__WORK INSTRUCTION__. Return, from the data that follows, each line that holds the word "rice".
** EXTRACTED ENTRIES follows **
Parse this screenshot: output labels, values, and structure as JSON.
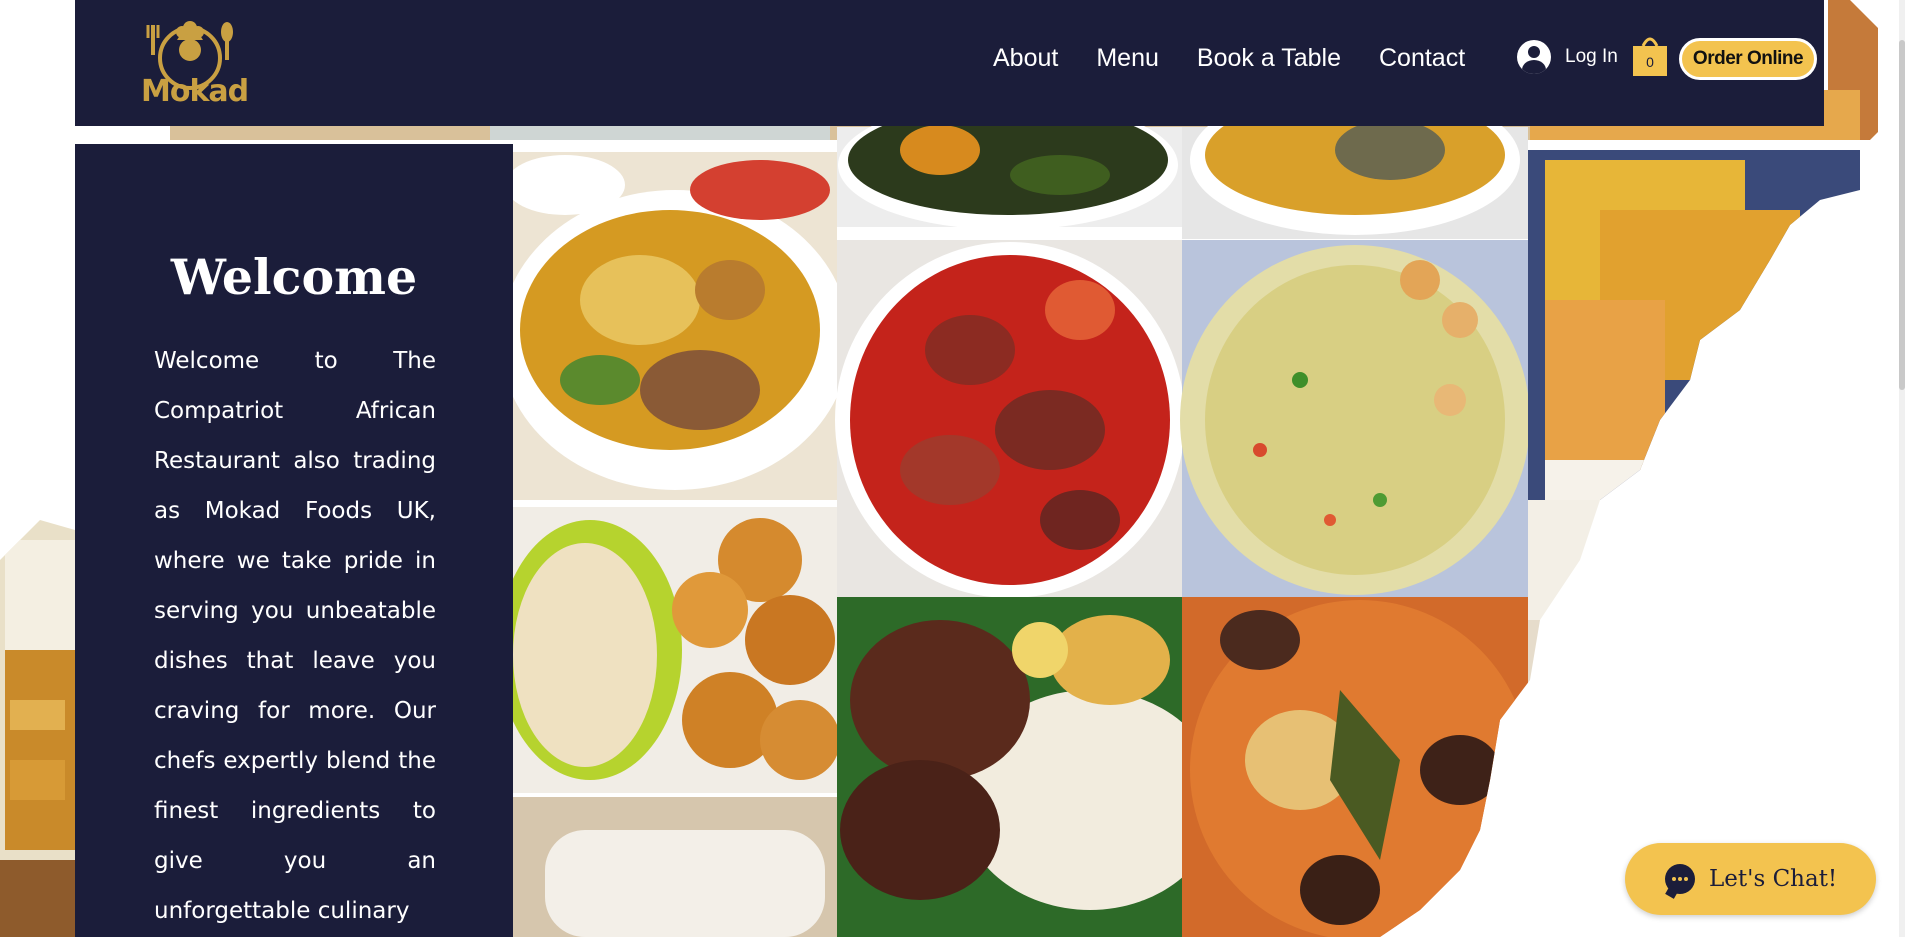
{
  "header": {
    "logo_text": "Mokad",
    "nav": [
      "About",
      "Menu",
      "Book a Table",
      "Contact"
    ],
    "login_label": "Log In",
    "cart_count": "0",
    "order_label": "Order Online"
  },
  "welcome": {
    "title": "Welcome",
    "body": "Welcome to The Compatriot African Restaurant also trading as Mokad Foods UK, where we take pride in serving you unbeatable dishes that leave you craving for more. Our chefs expertly blend the finest ingredients to give you an unforgettable culinary"
  },
  "chat": {
    "label": "Let's Chat!"
  },
  "colors": {
    "navy": "#1b1d3a",
    "gold": "#f3c34f",
    "logo_gold": "#c9a042"
  },
  "images": [
    "vegetable-soup-with-tripe",
    "ogbono-vegetable-soup",
    "egusi-soup-bowl",
    "moi-moi-slices",
    "fufu-and-puff-puff",
    "red-stew-with-meat",
    "fried-rice",
    "ofada-rice-with-stew",
    "jollof-rice-with-beef",
    "pounded-yam",
    "white-rice-side",
    "fried-plantain-side"
  ]
}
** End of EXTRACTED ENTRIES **
__RESPONSE TO THIS EXERCISE__.
    "fried-rice",
    "ofada-rice-with-stew",
    "jollof-rice-with-beef",
    "white-rice-side",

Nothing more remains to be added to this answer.